Producers say Africa’s first explicitly homosexual-themed billboard, measuring 4.5 meters by 18 meters, is meant to help bring gays come out into the open in a sometimes intolerant society.
The advertisement – for this year’s Mr Gay World competition – went up over one of the busiest motorways in Johannesburg, the continent’s economic hub, featuring two smiling former winners of the contest, both wearing white T-shirts.
The contest, which will be held in Johannesburg in April, will for the first time have black African participants – some of whom have been attacked for their openness about their sexual orientation.
“The billboard says, by implication, ‘Gay is OK,’” says Coenie Kukkuk, one of the South African organizers of Mr Gay World.
At least 33 states out of 54 African countries have outlawed homosexuality. In three the death penalty is applied. Brutal attacks on gays and lesbians are not uncommon.
“The main message is hope – to give hope to the legions of LGBTI people in Africa that someday it will change. It will get better,” Kukkuk said, using the acronym for lesbian, gay, bisexual, transgender and intersex people.
Highlighting the pressures, Mr Gay Zimbabwe, Taurai Zhanje, was forced to withdraw from the April competition after he came under intense criticism at home.
Zimbabwean President Robert Mugabe last week repeated his assertion that gays are “worse than pigs and dogs” – but then corrected himself, saying his dog would be offended. The country is not alone.
Zambia’s government this week rejected calls by UN Secretary General Ban Ki-moon to relax colonial era laws against homosexuality. In Uganda, gays have begun to flee the country as the government cracks down on the small, beleaguered community.
Africa’s most populous nation, Nigeria, recently moved to ban gay marriages – even though same-sex unions were never before recognized.
“I said to our African delegates – Zimbabwe, who had to withdraw due to relentless pressure, Ethiopia who received death threats and still does, and Namibia who was attacked last year – that they are very brave men,” Kukkuk told dpa in an interview.
“Acceptance will happen only if positive role models and examples of successful gay men are shown to exist,” the organizer added.
Members of Africa’s burgeoning out-of-the-closet gay community have taken heart from Ban’s recent intense lobbying for equal rights and from US Secretary of State Hillary Clinton’s address to the UN late last year.
“Gay people are born into and belong to every society in the world,” Clinton said in Geneva. “Being gay is not a Western invention. It is a human reality.”
Her remarks were targeted at leaders who say homosexuality is “un-African.”
The US, along with Britain and other Western donors, are putting pressure on developing nations to better respect human rights, including gay rights, if they want aid flows to continue.

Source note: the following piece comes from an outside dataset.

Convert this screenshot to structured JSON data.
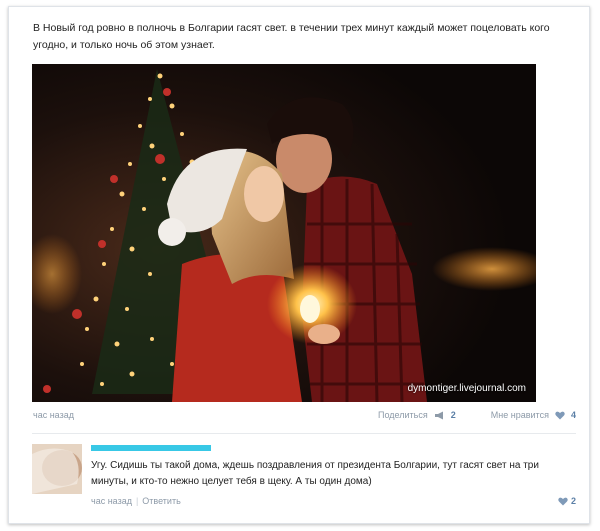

While South Africa legalized same-sex marriage in 2006, the country still suffers from homophobia, particularly in rural areas and in the impoverished townships. Black lesbians in the townships are under particular threat of violence, according to rights groups.